A haulier was electrocuted escaping from his burning lorry, a fatal accident inquiry (FAI) has heard.
John MacKinnon died after an overhead power line was cut and caused the fire in an area of forestry between Kyleakin and Broadford on Skye in December 2011.
The inquiry in Inverness heard that the crane grab on his lorry was extended at the time of the incident.
The FAI also heard that the 65-year-old took health and safety seriously and was the "best haulier on Skye".
Mr MacKinnon, who was from Crossal and ran the firm Skye Transport, died at the scene of the incident at the Forestry Commission's Kyle Farm.
Power had to be switched off for a short time to allow rescue workers to access the scene, cutting the electricity supply to every property in the Western Isles and Skye.
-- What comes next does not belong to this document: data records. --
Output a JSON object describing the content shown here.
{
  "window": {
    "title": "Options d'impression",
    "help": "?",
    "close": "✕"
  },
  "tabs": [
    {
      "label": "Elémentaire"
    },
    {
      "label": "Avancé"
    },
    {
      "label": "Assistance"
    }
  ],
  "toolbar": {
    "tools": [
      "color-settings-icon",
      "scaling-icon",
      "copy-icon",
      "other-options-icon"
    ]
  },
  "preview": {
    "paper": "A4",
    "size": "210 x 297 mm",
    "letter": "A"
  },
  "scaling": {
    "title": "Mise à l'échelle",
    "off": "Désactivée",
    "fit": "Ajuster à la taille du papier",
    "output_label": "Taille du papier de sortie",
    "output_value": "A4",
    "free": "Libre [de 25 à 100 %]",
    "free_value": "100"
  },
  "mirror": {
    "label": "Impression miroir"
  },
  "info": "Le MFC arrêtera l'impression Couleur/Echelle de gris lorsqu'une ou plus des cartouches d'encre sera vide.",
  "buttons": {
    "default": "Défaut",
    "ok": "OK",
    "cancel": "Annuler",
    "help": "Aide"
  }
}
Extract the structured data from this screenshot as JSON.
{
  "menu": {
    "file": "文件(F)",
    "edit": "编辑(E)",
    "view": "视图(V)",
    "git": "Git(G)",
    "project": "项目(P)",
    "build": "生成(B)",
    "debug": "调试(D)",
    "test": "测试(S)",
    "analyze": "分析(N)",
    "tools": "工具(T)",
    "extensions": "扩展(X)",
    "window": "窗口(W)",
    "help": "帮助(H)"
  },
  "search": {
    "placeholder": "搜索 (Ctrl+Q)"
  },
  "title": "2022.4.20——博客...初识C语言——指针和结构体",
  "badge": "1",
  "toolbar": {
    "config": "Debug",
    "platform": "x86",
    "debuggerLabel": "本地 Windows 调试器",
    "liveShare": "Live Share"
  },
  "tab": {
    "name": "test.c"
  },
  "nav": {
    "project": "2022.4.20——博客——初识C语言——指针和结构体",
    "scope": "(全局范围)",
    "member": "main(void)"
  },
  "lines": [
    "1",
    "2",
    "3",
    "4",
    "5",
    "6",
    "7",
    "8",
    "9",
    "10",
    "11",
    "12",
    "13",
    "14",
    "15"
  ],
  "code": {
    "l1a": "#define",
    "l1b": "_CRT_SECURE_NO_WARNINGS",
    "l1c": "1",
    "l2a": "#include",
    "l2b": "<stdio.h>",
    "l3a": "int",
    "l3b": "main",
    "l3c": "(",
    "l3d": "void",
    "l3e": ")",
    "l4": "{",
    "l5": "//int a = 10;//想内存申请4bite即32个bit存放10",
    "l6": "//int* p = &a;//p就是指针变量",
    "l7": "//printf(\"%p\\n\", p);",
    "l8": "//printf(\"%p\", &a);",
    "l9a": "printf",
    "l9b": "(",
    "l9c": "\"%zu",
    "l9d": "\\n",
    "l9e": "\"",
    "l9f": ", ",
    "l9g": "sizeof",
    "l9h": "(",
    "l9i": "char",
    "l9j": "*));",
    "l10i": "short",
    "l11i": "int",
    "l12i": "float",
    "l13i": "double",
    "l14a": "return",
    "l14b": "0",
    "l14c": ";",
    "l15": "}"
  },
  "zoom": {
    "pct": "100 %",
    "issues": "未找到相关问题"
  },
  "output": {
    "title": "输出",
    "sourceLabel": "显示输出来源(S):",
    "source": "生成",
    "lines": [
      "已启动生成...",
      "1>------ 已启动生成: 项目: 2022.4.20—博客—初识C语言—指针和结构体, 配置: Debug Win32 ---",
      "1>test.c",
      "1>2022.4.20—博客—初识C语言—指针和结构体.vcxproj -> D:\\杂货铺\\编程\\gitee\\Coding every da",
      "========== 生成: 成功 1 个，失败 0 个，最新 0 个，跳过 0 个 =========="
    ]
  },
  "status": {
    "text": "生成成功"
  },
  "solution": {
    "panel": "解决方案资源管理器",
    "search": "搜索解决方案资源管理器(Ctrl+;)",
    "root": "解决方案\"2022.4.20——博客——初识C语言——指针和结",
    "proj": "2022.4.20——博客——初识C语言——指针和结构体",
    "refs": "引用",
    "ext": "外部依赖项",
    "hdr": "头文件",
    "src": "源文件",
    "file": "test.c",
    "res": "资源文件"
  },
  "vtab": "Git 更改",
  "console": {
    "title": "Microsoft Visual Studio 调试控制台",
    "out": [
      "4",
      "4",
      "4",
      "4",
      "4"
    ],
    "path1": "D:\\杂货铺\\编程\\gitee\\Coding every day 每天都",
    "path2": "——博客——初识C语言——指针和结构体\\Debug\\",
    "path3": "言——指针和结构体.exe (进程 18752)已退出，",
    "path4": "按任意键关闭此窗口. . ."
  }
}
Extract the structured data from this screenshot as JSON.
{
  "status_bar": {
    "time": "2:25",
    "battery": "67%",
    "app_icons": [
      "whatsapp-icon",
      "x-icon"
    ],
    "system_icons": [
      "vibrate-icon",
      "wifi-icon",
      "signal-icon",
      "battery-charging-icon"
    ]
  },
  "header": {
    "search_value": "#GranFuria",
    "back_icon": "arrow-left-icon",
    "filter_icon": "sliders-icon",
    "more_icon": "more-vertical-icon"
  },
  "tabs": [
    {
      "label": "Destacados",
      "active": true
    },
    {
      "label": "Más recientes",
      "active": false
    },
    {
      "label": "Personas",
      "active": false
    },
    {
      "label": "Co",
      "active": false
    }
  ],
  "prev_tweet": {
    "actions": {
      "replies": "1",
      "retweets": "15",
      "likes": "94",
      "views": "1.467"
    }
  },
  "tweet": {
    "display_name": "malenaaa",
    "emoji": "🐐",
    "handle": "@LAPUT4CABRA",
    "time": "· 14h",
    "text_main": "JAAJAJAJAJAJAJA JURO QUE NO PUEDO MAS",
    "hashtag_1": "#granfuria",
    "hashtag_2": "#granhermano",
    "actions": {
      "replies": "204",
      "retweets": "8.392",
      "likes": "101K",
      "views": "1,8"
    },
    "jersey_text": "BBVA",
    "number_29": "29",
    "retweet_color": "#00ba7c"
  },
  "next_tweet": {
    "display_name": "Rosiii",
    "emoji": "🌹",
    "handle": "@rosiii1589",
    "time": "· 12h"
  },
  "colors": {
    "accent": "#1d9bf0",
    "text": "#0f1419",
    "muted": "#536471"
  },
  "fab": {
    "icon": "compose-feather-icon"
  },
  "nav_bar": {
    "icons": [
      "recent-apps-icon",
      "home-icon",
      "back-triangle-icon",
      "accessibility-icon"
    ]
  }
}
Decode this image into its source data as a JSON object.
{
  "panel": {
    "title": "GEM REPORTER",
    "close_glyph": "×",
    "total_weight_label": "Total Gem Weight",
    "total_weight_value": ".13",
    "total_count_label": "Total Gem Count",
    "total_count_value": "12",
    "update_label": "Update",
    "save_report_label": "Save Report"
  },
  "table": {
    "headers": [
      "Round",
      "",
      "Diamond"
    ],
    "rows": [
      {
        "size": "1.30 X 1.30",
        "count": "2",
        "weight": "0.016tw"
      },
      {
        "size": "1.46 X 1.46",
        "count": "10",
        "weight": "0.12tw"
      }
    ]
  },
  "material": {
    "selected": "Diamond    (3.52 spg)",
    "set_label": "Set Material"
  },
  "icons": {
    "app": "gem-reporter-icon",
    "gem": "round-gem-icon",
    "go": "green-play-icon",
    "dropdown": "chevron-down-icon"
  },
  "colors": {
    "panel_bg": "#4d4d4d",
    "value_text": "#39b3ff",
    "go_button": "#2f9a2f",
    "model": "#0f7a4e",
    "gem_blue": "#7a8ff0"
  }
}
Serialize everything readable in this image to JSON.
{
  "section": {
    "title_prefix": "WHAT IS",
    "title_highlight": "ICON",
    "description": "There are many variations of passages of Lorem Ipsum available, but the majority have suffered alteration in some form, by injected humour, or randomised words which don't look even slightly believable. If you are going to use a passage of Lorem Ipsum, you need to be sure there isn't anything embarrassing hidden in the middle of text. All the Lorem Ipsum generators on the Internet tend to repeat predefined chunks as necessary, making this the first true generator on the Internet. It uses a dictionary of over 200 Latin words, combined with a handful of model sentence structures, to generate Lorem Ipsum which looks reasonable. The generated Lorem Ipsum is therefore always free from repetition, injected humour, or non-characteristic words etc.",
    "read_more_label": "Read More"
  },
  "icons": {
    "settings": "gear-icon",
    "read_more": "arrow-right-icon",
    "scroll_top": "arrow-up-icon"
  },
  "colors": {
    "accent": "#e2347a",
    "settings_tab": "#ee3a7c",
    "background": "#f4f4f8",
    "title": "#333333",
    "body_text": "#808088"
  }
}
The inquiry heard that firefighters found Mr MacKinnon's body about 10m (33ft) from his vehicle.
The only clue then that he had been electrocuted was a hole in his boot. A post mortem later revealed that an enormous power surge had killed him.
Lorry driver Donald McFarlane, 47, from Skye, was working with Mr MacKinnon at the time.
He said his lorry had been loaded up with timber by Mr MacKinnon using a piece of equipment the company had bought a few weeks earlier.
Mr McFarlane said: "As I came in to the forest, I saw John on his phone.
"There was a poor mobile phone signal there and I can only think that he moved the vehicle to get a better reception. He sometimes left the crane jib fully extended if he was moving the lorry only a short distance.
"He wouldn't leave it up normally. It was a job to fold it - it took several minutes."
He also said that Mr MacKinnon took health and safety seriously.
Michael Thompson, director of Munro Harvesting of Maryburgh, told how he had contracted Mr MacKinnon's company to move harvested timber he had purchased from the Forestry Commission.
He said he had conducted a risk assessment prior to the job starting but it was not given to Mr MacKinnon.
Mr Thompson also said he had not given him maps which highlighted overhead power lines on the farm.
He said: "We conducted a pre-commencement meeting with the Forestry Commission prior to the contract starting, but no-one from Skye Transport was there. It has never occurred in my experience.
"The risk assessment was given to the commission and the operators, but not to the hauliers. Historically, we have never provided maps to haulage contractors. But that has now changed after what happened.
"I didn't know John was using a crane for the job. If I did, I would have spoken to him and reminded him of the risk involved of the overhead lines crossing the road. He was the best haulier on Skye."
Asked by Forestry Commission lawyer Stephanie Higgins if he had complied with health and safety guidelines for this contract, Mr Thompson said: "I wouldn't want to comment on that."
Liam Matheson, a civil engineer for the Forestry Commission, told the inquiry that poles known as goalposts with bunting strung across the top were used to warn drivers of overhead power lines.
He added: "We now have goalposts with a rigid crossbar."
Another Skye Transport driver, Ross Cumming, said that some of the goalposts in the area had bunting, and others had not.
The inquiry at Inverness Sheriff Court before Sheriff Margaret Neilson is expected to conclude on Tuesday after a dozen witnesses have been heard.